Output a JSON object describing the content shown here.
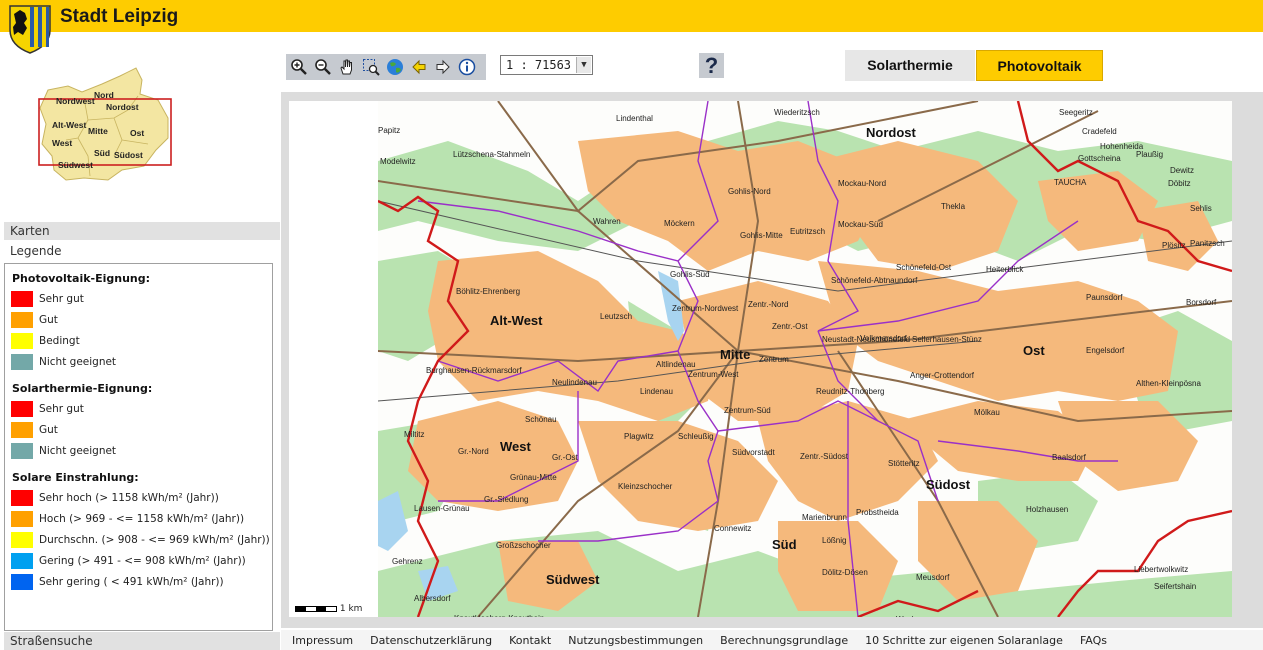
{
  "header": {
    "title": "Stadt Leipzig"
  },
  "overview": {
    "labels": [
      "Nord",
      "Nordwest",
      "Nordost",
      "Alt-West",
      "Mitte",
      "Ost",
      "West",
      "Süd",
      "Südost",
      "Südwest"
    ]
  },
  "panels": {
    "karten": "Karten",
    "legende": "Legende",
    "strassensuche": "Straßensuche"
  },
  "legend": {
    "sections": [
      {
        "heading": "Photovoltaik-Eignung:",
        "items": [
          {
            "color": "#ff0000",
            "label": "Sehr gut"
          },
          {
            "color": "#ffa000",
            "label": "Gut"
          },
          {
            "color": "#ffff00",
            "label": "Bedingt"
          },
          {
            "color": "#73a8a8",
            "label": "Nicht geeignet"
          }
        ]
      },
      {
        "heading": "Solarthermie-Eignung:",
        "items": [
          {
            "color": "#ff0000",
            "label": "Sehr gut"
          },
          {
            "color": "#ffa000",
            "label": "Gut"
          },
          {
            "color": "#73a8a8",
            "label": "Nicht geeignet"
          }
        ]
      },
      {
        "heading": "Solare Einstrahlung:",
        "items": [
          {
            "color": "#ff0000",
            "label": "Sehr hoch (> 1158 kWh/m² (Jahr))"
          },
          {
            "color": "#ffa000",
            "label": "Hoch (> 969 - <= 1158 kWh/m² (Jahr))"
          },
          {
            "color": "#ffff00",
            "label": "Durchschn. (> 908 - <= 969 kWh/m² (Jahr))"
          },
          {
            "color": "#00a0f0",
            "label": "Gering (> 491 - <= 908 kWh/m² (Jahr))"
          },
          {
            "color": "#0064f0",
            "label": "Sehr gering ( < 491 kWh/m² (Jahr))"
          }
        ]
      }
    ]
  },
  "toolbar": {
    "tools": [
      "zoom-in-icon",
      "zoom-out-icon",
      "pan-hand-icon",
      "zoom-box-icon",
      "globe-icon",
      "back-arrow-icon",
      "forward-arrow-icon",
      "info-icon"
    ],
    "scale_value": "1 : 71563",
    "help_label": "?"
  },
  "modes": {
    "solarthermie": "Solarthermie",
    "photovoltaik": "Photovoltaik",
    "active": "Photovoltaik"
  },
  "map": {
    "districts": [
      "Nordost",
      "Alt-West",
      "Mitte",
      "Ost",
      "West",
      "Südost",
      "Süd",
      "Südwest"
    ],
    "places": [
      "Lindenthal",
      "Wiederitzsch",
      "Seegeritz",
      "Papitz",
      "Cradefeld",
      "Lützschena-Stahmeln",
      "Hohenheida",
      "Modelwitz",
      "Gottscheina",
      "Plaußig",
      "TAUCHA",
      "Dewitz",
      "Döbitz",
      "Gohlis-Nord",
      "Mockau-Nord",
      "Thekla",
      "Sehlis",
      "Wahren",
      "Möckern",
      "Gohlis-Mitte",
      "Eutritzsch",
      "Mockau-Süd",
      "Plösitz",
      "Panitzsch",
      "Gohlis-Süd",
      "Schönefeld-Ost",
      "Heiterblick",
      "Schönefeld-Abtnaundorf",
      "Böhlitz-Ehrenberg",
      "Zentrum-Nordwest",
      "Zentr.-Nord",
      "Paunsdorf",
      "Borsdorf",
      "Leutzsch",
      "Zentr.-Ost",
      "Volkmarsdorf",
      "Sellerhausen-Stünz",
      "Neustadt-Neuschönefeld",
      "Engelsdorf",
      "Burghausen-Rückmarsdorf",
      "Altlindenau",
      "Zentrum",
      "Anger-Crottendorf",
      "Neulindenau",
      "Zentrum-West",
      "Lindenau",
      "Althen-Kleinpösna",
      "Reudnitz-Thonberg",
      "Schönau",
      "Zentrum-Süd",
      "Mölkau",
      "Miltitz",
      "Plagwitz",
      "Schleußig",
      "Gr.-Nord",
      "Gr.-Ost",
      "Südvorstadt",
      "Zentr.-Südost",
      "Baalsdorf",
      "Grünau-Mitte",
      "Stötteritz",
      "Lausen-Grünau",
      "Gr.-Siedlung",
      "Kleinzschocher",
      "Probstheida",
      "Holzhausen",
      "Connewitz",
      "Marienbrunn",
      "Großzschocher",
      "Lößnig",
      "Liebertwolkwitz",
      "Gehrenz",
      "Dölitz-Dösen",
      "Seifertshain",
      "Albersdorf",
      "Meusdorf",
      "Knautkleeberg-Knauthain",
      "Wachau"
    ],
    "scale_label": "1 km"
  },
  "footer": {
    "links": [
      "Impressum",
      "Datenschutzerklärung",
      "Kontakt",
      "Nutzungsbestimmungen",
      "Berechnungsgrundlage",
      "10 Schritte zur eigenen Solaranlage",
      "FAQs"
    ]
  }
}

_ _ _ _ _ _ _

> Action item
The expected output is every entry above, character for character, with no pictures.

> Exercise output
Output a JSON object describing the content shown here.
{
  "header": {
    "title": "Stadt Leipzig"
  },
  "overview": {
    "labels": [
      "Nord",
      "Nordwest",
      "Nordost",
      "Alt-West",
      "Mitte",
      "Ost",
      "West",
      "Süd",
      "Südost",
      "Südwest"
    ]
  },
  "panels": {
    "karten": "Karten",
    "legende": "Legende",
    "strassensuche": "Straßensuche"
  },
  "legend": {
    "sections": [
      {
        "heading": "Photovoltaik-Eignung:",
        "items": [
          {
            "color": "#ff0000",
            "label": "Sehr gut"
          },
          {
            "color": "#ffa000",
            "label": "Gut"
          },
          {
            "color": "#ffff00",
            "label": "Bedingt"
          },
          {
            "color": "#73a8a8",
            "label": "Nicht geeignet"
          }
        ]
      },
      {
        "heading": "Solarthermie-Eignung:",
        "items": [
          {
            "color": "#ff0000",
            "label": "Sehr gut"
          },
          {
            "color": "#ffa000",
            "label": "Gut"
          },
          {
            "color": "#73a8a8",
            "label": "Nicht geeignet"
          }
        ]
      },
      {
        "heading": "Solare Einstrahlung:",
        "items": [
          {
            "color": "#ff0000",
            "label": "Sehr hoch (> 1158 kWh/m² (Jahr))"
          },
          {
            "color": "#ffa000",
            "label": "Hoch (> 969 - <= 1158 kWh/m² (Jahr))"
          },
          {
            "color": "#ffff00",
            "label": "Durchschn. (> 908 - <= 969 kWh/m² (Jahr))"
          },
          {
            "color": "#00a0f0",
            "label": "Gering (> 491 - <= 908 kWh/m² (Jahr))"
          },
          {
            "color": "#0064f0",
            "label": "Sehr gering ( < 491 kWh/m² (Jahr))"
          }
        ]
      }
    ]
  },
  "toolbar": {
    "tools": [
      "zoom-in-icon",
      "zoom-out-icon",
      "pan-hand-icon",
      "zoom-box-icon",
      "globe-icon",
      "back-arrow-icon",
      "forward-arrow-icon",
      "info-icon"
    ],
    "scale_value": "1 : 71563",
    "help_label": "?"
  },
  "modes": {
    "solarthermie": "Solarthermie",
    "photovoltaik": "Photovoltaik",
    "active": "Photovoltaik"
  },
  "map": {
    "districts": [
      "Nordost",
      "Alt-West",
      "Mitte",
      "Ost",
      "West",
      "Südost",
      "Süd",
      "Südwest"
    ],
    "places": [
      "Lindenthal",
      "Wiederitzsch",
      "Seegeritz",
      "Papitz",
      "Cradefeld",
      "Lützschena-Stahmeln",
      "Hohenheida",
      "Modelwitz",
      "Gottscheina",
      "Plaußig",
      "TAUCHA",
      "Dewitz",
      "Döbitz",
      "Gohlis-Nord",
      "Mockau-Nord",
      "Thekla",
      "Sehlis",
      "Wahren",
      "Möckern",
      "Gohlis-Mitte",
      "Eutritzsch",
      "Mockau-Süd",
      "Plösitz",
      "Panitzsch",
      "Gohlis-Süd",
      "Schönefeld-Ost",
      "Heiterblick",
      "Schönefeld-Abtnaundorf",
      "Böhlitz-Ehrenberg",
      "Zentrum-Nordwest",
      "Zentr.-Nord",
      "Paunsdorf",
      "Borsdorf",
      "Leutzsch",
      "Zentr.-Ost",
      "Volkmarsdorf",
      "Sellerhausen-Stünz",
      "Neustadt-Neuschönefeld",
      "Engelsdorf",
      "Burghausen-Rückmarsdorf",
      "Altlindenau",
      "Zentrum",
      "Anger-Crottendorf",
      "Neulindenau",
      "Zentrum-West",
      "Lindenau",
      "Althen-Kleinpösna",
      "Reudnitz-Thonberg",
      "Schönau",
      "Zentrum-Süd",
      "Mölkau",
      "Miltitz",
      "Plagwitz",
      "Schleußig",
      "Gr.-Nord",
      "Gr.-Ost",
      "Südvorstadt",
      "Zentr.-Südost",
      "Baalsdorf",
      "Grünau-Mitte",
      "Stötteritz",
      "Lausen-Grünau",
      "Gr.-Siedlung",
      "Kleinzschocher",
      "Probstheida",
      "Holzhausen",
      "Connewitz",
      "Marienbrunn",
      "Großzschocher",
      "Lößnig",
      "Liebertwolkwitz",
      "Gehrenz",
      "Dölitz-Dösen",
      "Seifertshain",
      "Albersdorf",
      "Meusdorf",
      "Knautkleeberg-Knauthain",
      "Wachau"
    ],
    "scale_label": "1 km"
  },
  "footer": {
    "links": [
      "Impressum",
      "Datenschutzerklärung",
      "Kontakt",
      "Nutzungsbestimmungen",
      "Berechnungsgrundlage",
      "10 Schritte zur eigenen Solaranlage",
      "FAQs"
    ]
  }
}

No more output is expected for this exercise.